> _EXERCISE BRIEF_: Go through the records below and copy out every line that contains the word "LOREM".

> _Data records for software interfaces_:
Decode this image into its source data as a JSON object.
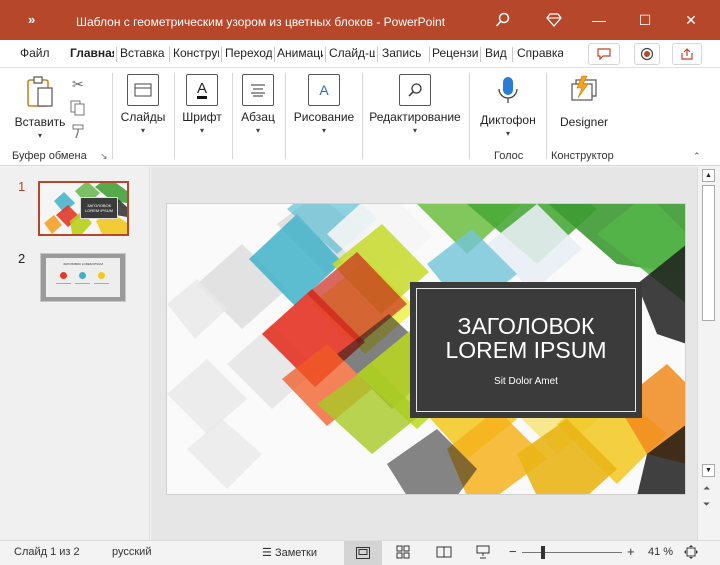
{
  "window": {
    "quick_access": "»",
    "title": "Шаблон с геометрическим узором из цветных блоков  -  PowerPoint",
    "minimize_glyph": "—",
    "maximize_glyph": "☐",
    "close_glyph": "✕"
  },
  "tabs": [
    {
      "label": "Файл"
    },
    {
      "label": "Главная"
    },
    {
      "label": "Вставка"
    },
    {
      "label": "Конструктор"
    },
    {
      "label": "Переходы"
    },
    {
      "label": "Анимация"
    },
    {
      "label": "Слайд-шоу"
    },
    {
      "label": "Запись"
    },
    {
      "label": "Рецензирование"
    },
    {
      "label": "Вид"
    },
    {
      "label": "Справка"
    }
  ],
  "ribbon": {
    "paste": "Вставить",
    "slides": "Слайды",
    "font": "Шрифт",
    "paragraph": "Абзац",
    "drawing": "Рисование",
    "editing": "Редактирование",
    "dictate": "Диктофон",
    "designer": "Designer",
    "groups": {
      "clipboard": "Буфер обмена",
      "voice": "Голос",
      "designer": "Конструктор"
    },
    "font_icon_letter": "A",
    "drawing_icon_letter": "A"
  },
  "thumbnails": [
    {
      "number": "1",
      "title_line1": "ЗАГОЛОВОК",
      "title_line2": "LOREM IPSUM"
    },
    {
      "number": "2",
      "heading": "ЗАГОЛОВОК LOREM IPSUM"
    }
  ],
  "slide": {
    "title_line1": "ЗАГОЛОВОК",
    "title_line2": "LOREM IPSUM",
    "subtitle": "Sit Dolor Amet"
  },
  "status": {
    "slide_info": "Слайд 1 из 2",
    "language": "русский",
    "notes": "Заметки",
    "zoom_minus": "−",
    "zoom_plus": "+",
    "zoom": "41 %",
    "zoom_level": 0.41
  },
  "colors": {
    "accent": "#b7472a",
    "slide_box": "#3b3b3b"
  }
}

> _TASK RESPONSE_:
      "title_line2": "LOREM IPSUM"
      "heading": "ЗАГОЛОВОК LOREM IPSUM"
    "title_line2": "LOREM IPSUM",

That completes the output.